■ **WHAT TO PRODUCE**: Except for the pictures, reproduce the records word for word.

■ **MATERIAL FOR THE TASK**:
+-------+
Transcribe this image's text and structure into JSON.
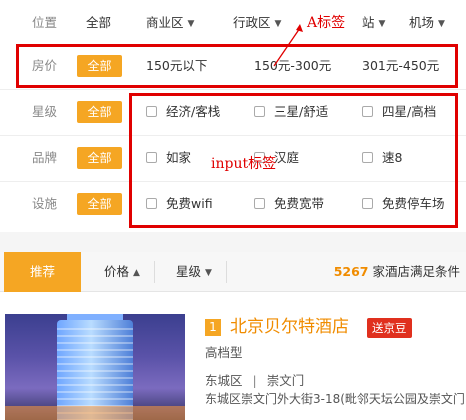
{
  "filters": {
    "location": {
      "label": "位置",
      "all": "全部",
      "dropdowns": [
        "商业区",
        "行政区",
        "站",
        "机场"
      ]
    },
    "price": {
      "label": "房价",
      "all": "全部",
      "options": [
        "150元以下",
        "150元-300元",
        "301元-450元"
      ]
    },
    "star": {
      "label": "星级",
      "all": "全部",
      "options": [
        "经济/客栈",
        "三星/舒适",
        "四星/高档"
      ]
    },
    "brand": {
      "label": "品牌",
      "all": "全部",
      "options": [
        "如家",
        "汉庭",
        "速8"
      ]
    },
    "facility": {
      "label": "设施",
      "all": "全部",
      "options": [
        "免费wifi",
        "免费宽带",
        "免费停车场"
      ]
    }
  },
  "annotations": {
    "a_tag": "A标签",
    "input_tag": "input标签",
    "color": "#e00000"
  },
  "sortbar": {
    "recommend": "推荐",
    "price": "价格",
    "star": "星级",
    "count": "5267",
    "count_suffix": "家酒店满足条件"
  },
  "hotel": {
    "index": "1",
    "name": "北京贝尔特酒店",
    "badge": "送京豆",
    "type": "高档型",
    "district": "东城区",
    "area": "崇文门",
    "address": "东城区崇文门外大街3-18(毗邻天坛公园及崇文门"
  },
  "colors": {
    "accent": "#f5a623",
    "highlight": "#f08c00",
    "badge": "#e0301e"
  }
}
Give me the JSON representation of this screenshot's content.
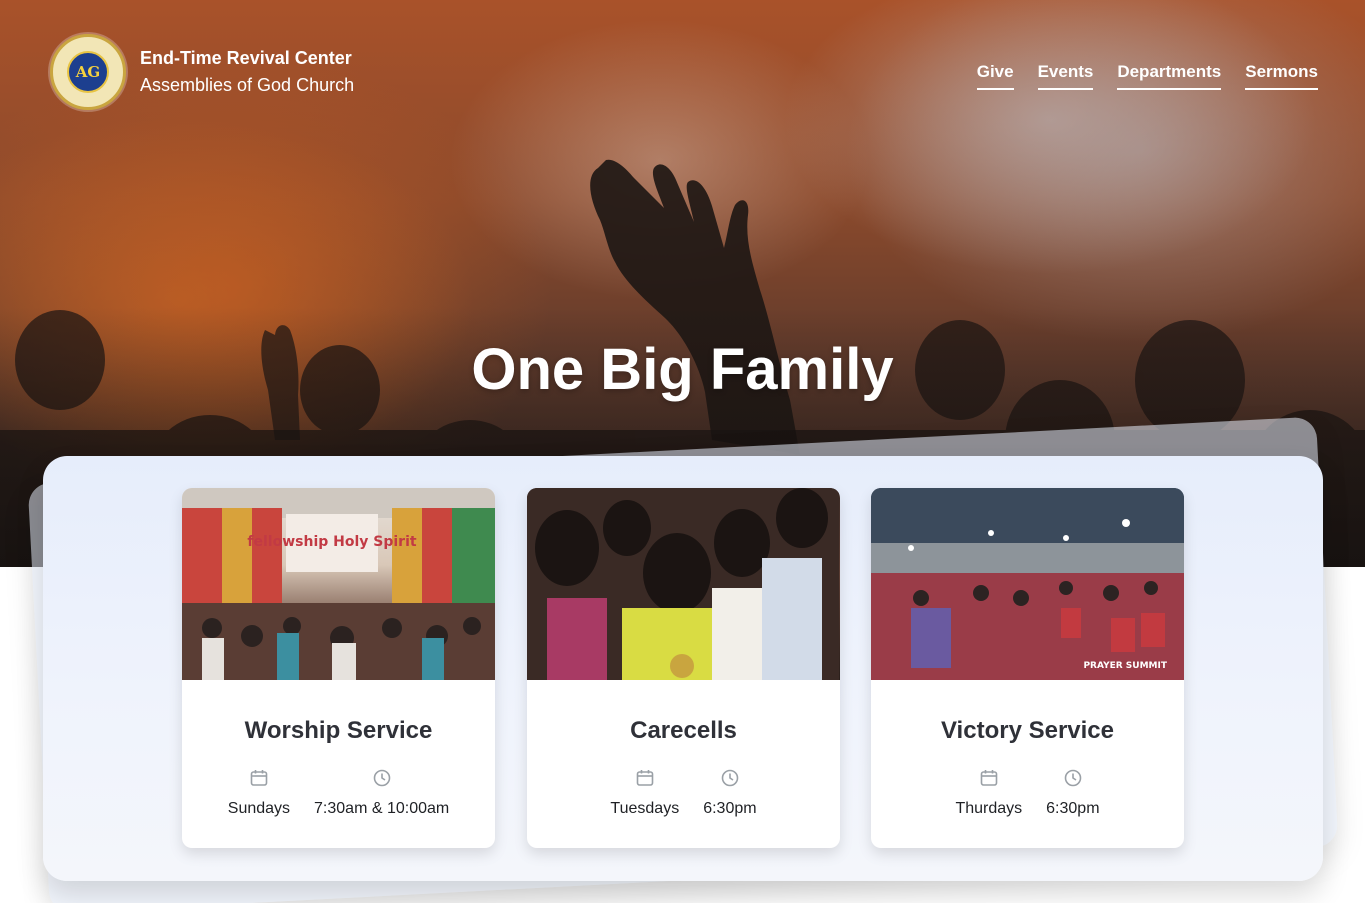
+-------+
■ **OUTPUT**:
Transcribe this image's text and structure into JSON.
{
  "filters": {
    "location": {
      "label": "位置",
      "all": "全部",
      "dropdowns": [
        "商业区",
        "行政区",
        "站",
        "机场"
      ]
    },
    "price": {
      "label": "房价",
      "all": "全部",
      "options": [
        "150元以下",
        "150元-300元",
        "301元-450元"
      ]
    },
    "star": {
      "label": "星级",
      "all": "全部",
      "options": [
        "经济/客栈",
        "三星/舒适",
        "四星/高档"
      ]
    },
    "brand": {
      "label": "品牌",
      "all": "全部",
      "options": [
        "如家",
        "汉庭",
        "速8"
      ]
    },
    "facility": {
      "label": "设施",
      "all": "全部",
      "options": [
        "免费wifi",
        "免费宽带",
        "免费停车场"
      ]
    }
  },
  "annotations": {
    "a_tag": "A标签",
    "input_tag": "input标签",
    "color": "#e00000"
  },
  "sortbar": {
    "recommend": "推荐",
    "price": "价格",
    "star": "星级",
    "count": "5267",
    "count_suffix": "家酒店满足条件"
  },
  "hotel": {
    "index": "1",
    "name": "北京贝尔特酒店",
    "badge": "送京豆",
    "type": "高档型",
    "district": "东城区",
    "area": "崇文门",
    "address": "东城区崇文门外大街3-18(毗邻天坛公园及崇文门"
  },
  "colors": {
    "accent": "#f5a623",
    "highlight": "#f08c00",
    "badge": "#e0301e"
  }
}
Give me the JSON representation of this screenshot's content.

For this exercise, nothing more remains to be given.